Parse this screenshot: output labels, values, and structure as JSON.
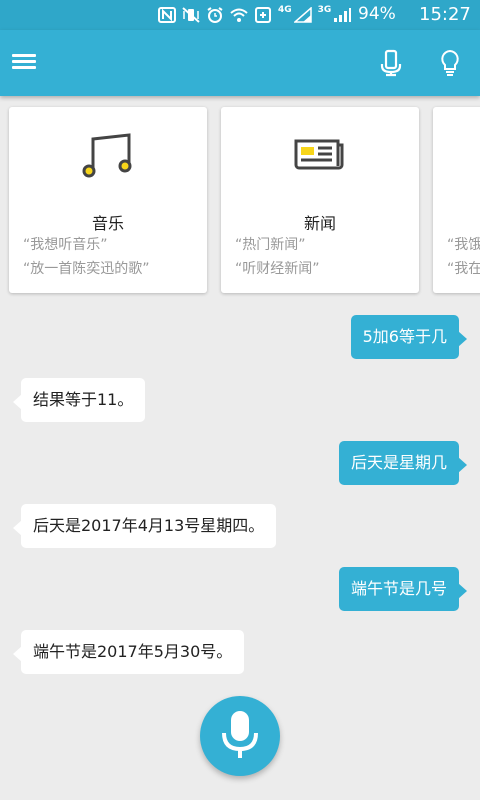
{
  "status_bar": {
    "net1": "4G",
    "net2": "3G",
    "battery": "94%",
    "time": "15:27"
  },
  "toolbar": {
    "menu_icon": "hamburger-menu-icon",
    "mic_icon": "microphone-icon",
    "tips_icon": "lightbulb-icon"
  },
  "cards": [
    {
      "icon": "music-note-icon",
      "title": "音乐",
      "examples": [
        "“我想听音乐”",
        "“放一首陈奕迅的歌”"
      ]
    },
    {
      "icon": "newspaper-icon",
      "title": "新闻",
      "examples": [
        "“热门新闻”",
        "“听财经新闻”"
      ]
    },
    {
      "icon": "",
      "title": "",
      "examples": [
        "“我饿",
        "“我在"
      ]
    }
  ],
  "messages": [
    {
      "from": "user",
      "text": "5加6等于几"
    },
    {
      "from": "bot",
      "text": "结果等于11。"
    },
    {
      "from": "user",
      "text": "后天是星期几"
    },
    {
      "from": "bot",
      "text": "后天是2017年4月13号星期四。"
    },
    {
      "from": "user",
      "text": "端午节是几号"
    },
    {
      "from": "bot",
      "text": "端午节是2017年5月30号。"
    }
  ],
  "fab": {
    "icon": "microphone-icon"
  },
  "colors": {
    "status_bar": "#2fa7c9",
    "toolbar": "#34b0d4",
    "accent": "#34b0d4",
    "background": "#ececec",
    "icon_yellow": "#f7d51a"
  }
}
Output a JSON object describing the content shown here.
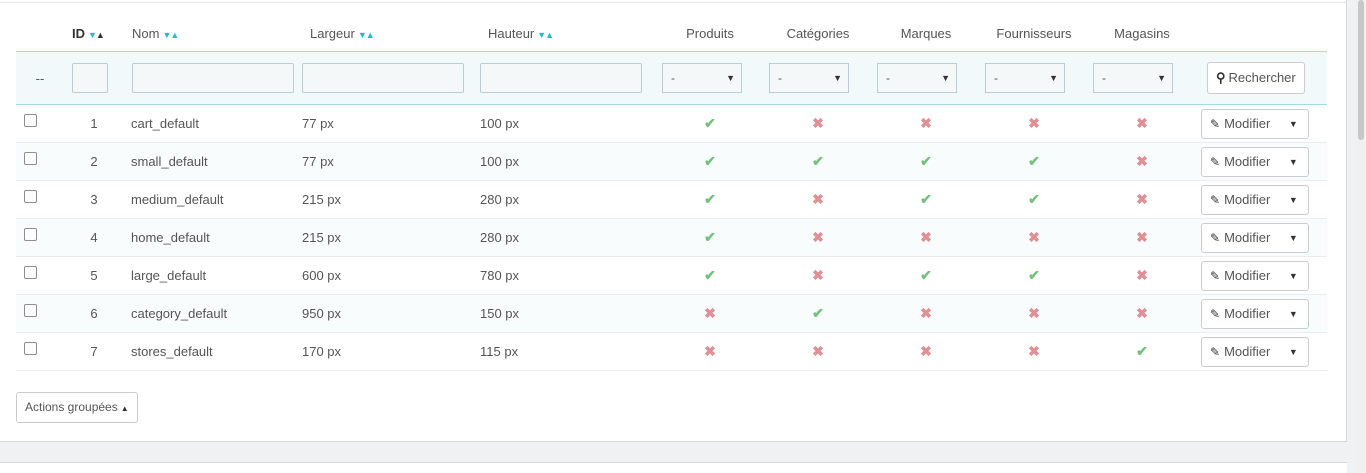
{
  "columns": {
    "id": "ID",
    "name": "Nom",
    "width": "Largeur",
    "height": "Hauteur",
    "products": "Produits",
    "categories": "Catégories",
    "brands": "Marques",
    "suppliers": "Fournisseurs",
    "stores": "Magasins"
  },
  "filters": {
    "select_all": "--",
    "select_value": "-",
    "search_label": "Rechercher"
  },
  "rows": [
    {
      "id": "1",
      "name": "cart_default",
      "width": "77 px",
      "height": "100 px",
      "products": true,
      "categories": false,
      "brands": false,
      "suppliers": false,
      "stores": false
    },
    {
      "id": "2",
      "name": "small_default",
      "width": "77 px",
      "height": "100 px",
      "products": true,
      "categories": true,
      "brands": true,
      "suppliers": true,
      "stores": false
    },
    {
      "id": "3",
      "name": "medium_default",
      "width": "215 px",
      "height": "280 px",
      "products": true,
      "categories": false,
      "brands": true,
      "suppliers": true,
      "stores": false
    },
    {
      "id": "4",
      "name": "home_default",
      "width": "215 px",
      "height": "280 px",
      "products": true,
      "categories": false,
      "brands": false,
      "suppliers": false,
      "stores": false
    },
    {
      "id": "5",
      "name": "large_default",
      "width": "600 px",
      "height": "780 px",
      "products": true,
      "categories": false,
      "brands": true,
      "suppliers": true,
      "stores": false
    },
    {
      "id": "6",
      "name": "category_default",
      "width": "950 px",
      "height": "150 px",
      "products": false,
      "categories": true,
      "brands": false,
      "suppliers": false,
      "stores": false
    },
    {
      "id": "7",
      "name": "stores_default",
      "width": "170 px",
      "height": "115 px",
      "products": false,
      "categories": false,
      "brands": false,
      "suppliers": false,
      "stores": true
    }
  ],
  "row_action": "Modifier",
  "bulk_actions": "Actions groupées",
  "colors": {
    "yes": "#72c279",
    "no": "#e08f95",
    "accent": "#25b9d7",
    "filter_bg": "#f2f9fb"
  },
  "icons": {
    "sort": "sort-arrows-icon",
    "search": "magnifier-icon",
    "edit": "pencil-icon",
    "dropdown": "caret-down-icon",
    "check": "check-icon",
    "cross": "cross-icon"
  }
}
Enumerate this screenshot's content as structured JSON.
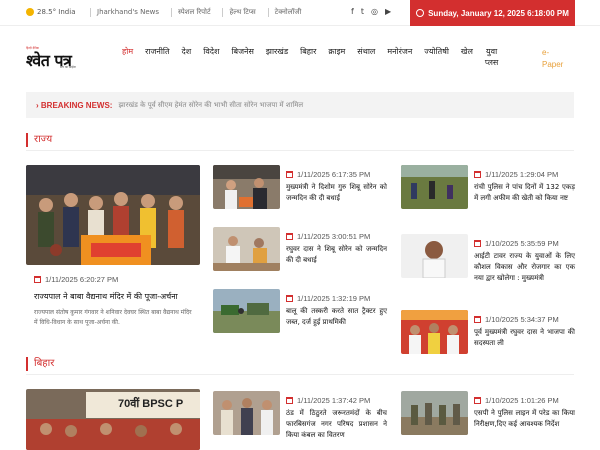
{
  "topbar": {
    "weather": "28.5° India",
    "links": [
      "Jharkhand's News",
      "स्पेशल रिपोर्ट",
      "हेल्थ टिप्स",
      "टेक्नोलॉजी"
    ],
    "social": [
      "f",
      "t",
      "◎",
      "▶"
    ],
    "date": "Sunday, January 12, 2025 6:18:00 PM",
    "accent": "#d32f2f"
  },
  "logo": {
    "top": "हिन्दी दैनिक",
    "main": "श्वेत पत्र",
    "tag": "सच का आईना"
  },
  "nav": {
    "items": [
      "होम",
      "राजनीति",
      "देश",
      "विदेश",
      "बिजनेस",
      "झारखंड",
      "बिहार",
      "क्राइम",
      "संथाल",
      "मनोरंजन",
      "ज्योतिषी",
      "खेल"
    ],
    "yuva1": "युवा",
    "yuva2": "प्लस",
    "epaper1": "e-",
    "epaper2": "Paper"
  },
  "breaking": {
    "label": "BREAKING NEWS:",
    "text": "झारखंड के पूर्व सीएम हेमंत सोरेन की भाभी सीता सोरेन भाजपा में शामिल"
  },
  "sections": {
    "rajya": "राज्य",
    "bihar": "बिहार"
  },
  "feature": {
    "date": "1/11/2025 6:20:27 PM",
    "title": "राज्यपाल ने बाबा वैद्यनाथ मंदिर में की पूजा-अर्चना",
    "desc": "राज्यपाल संतोष कुमार गंगवार ने शनिवार देवघर स्थित बाबा वैद्यनाथ मंदिर में विधि-विधान के साथ पूजा-अर्चना की."
  },
  "bihar_feature": {
    "banner": "70वीं BPSC P"
  },
  "col2": [
    {
      "date": "1/11/2025 6:17:35 PM",
      "title": "मुख्यमंत्री ने दिशोम गुरु शिबू सोरेन को जन्मदिन की दी बधाई"
    },
    {
      "date": "1/11/2025 3:00:51 PM",
      "title": "रघुवर दास ने शिबू सोरेन को जन्मदिन की दी बधाई"
    },
    {
      "date": "1/11/2025 1:32:19 PM",
      "title": "बालू की तस्करी करते सात ट्रैक्टर हुए जब्त, दर्ज हुई प्राथमिकी"
    },
    {
      "date": "1/11/2025 1:37:42 PM",
      "title": "ठंड में ठिठुरते जरूरतमंदों के बीच फारबिसगंज नगर परिषद प्रशासन ने किया कंबल का वितरण"
    }
  ],
  "col3": [
    {
      "date": "1/11/2025 1:29:04 PM",
      "title": "रांची पुलिस ने पांच दिनों में 132 एकड़ में लगी अफीम की खेती को किया नष्ट"
    },
    {
      "date": "1/10/2025 5:35:59 PM",
      "title": "आईटी टावर राज्य के युवाओं के लिए कौशल विकास और रोजगार का एक नया द्वार खोलेगा : मुख्यमंत्री"
    },
    {
      "date": "1/10/2025 5:34:37 PM",
      "title": "पूर्व मुख्यमंत्री रघुवर दास ने भाजपा की सदस्यता ली"
    },
    {
      "date": "1/10/2025 1:01:26 PM",
      "title": "एसपी ने पुलिस लाइन में परेड का किया निरीक्षण,दिए कई आवश्यक निर्देश"
    }
  ]
}
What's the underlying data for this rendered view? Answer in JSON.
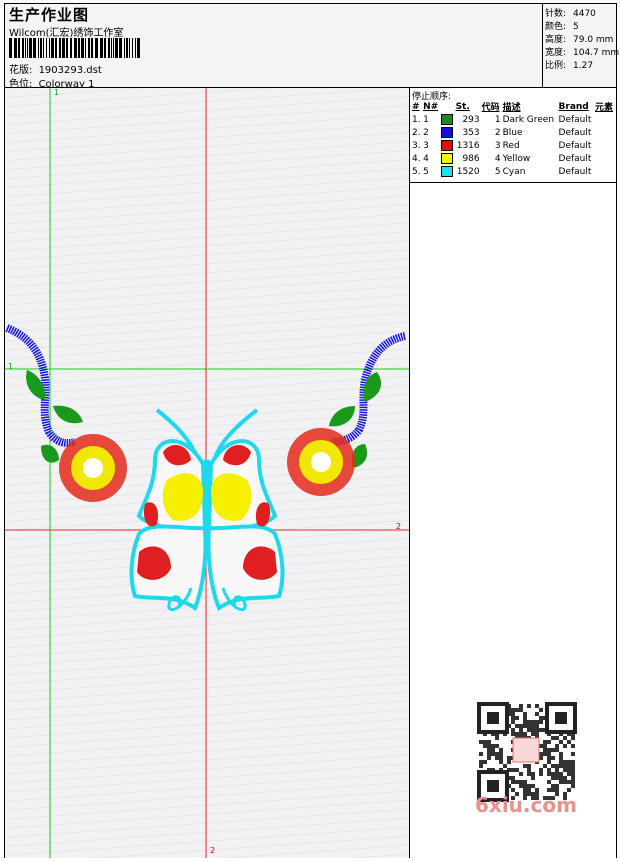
{
  "header": {
    "title": "生产作业图",
    "company": "Wilcom(汇宏)绣饰工作室",
    "design_label": "花版:",
    "design_value": "1903293.dst",
    "colorway_label": "色位:",
    "colorway_value": "Colorway 1"
  },
  "stats": [
    {
      "label": "针数:",
      "value": "4470"
    },
    {
      "label": "颜色:",
      "value": "5"
    },
    {
      "label": "高度:",
      "value": "79.0 mm"
    },
    {
      "label": "宽度:",
      "value": "104.7 mm"
    },
    {
      "label": "比例:",
      "value": "1.27"
    }
  ],
  "stop_sequence": {
    "title": "停止顺序:",
    "headers": [
      "#",
      "N#",
      "St.",
      "代码",
      "描述",
      "Brand",
      "元素"
    ],
    "rows": [
      {
        "n": "1.",
        "nn": "1",
        "color": "#1a8a1a",
        "st": "293",
        "code": "1",
        "desc": "Dark Green",
        "brand": "Default"
      },
      {
        "n": "2.",
        "nn": "2",
        "color": "#1010e0",
        "st": "353",
        "code": "2",
        "desc": "Blue",
        "brand": "Default"
      },
      {
        "n": "3.",
        "nn": "3",
        "color": "#e01010",
        "st": "1316",
        "code": "3",
        "desc": "Red",
        "brand": "Default"
      },
      {
        "n": "4.",
        "nn": "4",
        "color": "#f5f500",
        "st": "986",
        "code": "4",
        "desc": "Yellow",
        "brand": "Default"
      },
      {
        "n": "5.",
        "nn": "5",
        "color": "#20e0f0",
        "st": "1520",
        "code": "5",
        "desc": "Cyan",
        "brand": "Default"
      }
    ]
  },
  "guides": {
    "v1": "1",
    "h1": "1",
    "v2": "2",
    "h2": "2"
  },
  "watermark": {
    "text": "6xiu.com"
  },
  "colors": {
    "guide_green": "#00dd00",
    "guide_red": "#ee2222"
  }
}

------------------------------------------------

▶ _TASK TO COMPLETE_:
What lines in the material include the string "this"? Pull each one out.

▶ _EXERCISE ANSWER_:
Parse this screenshot: output labels, values, and structure as JSON.
Enumerate this screenshot's content as structured JSON.
What's the underlying data for this rendered view? Answer in JSON.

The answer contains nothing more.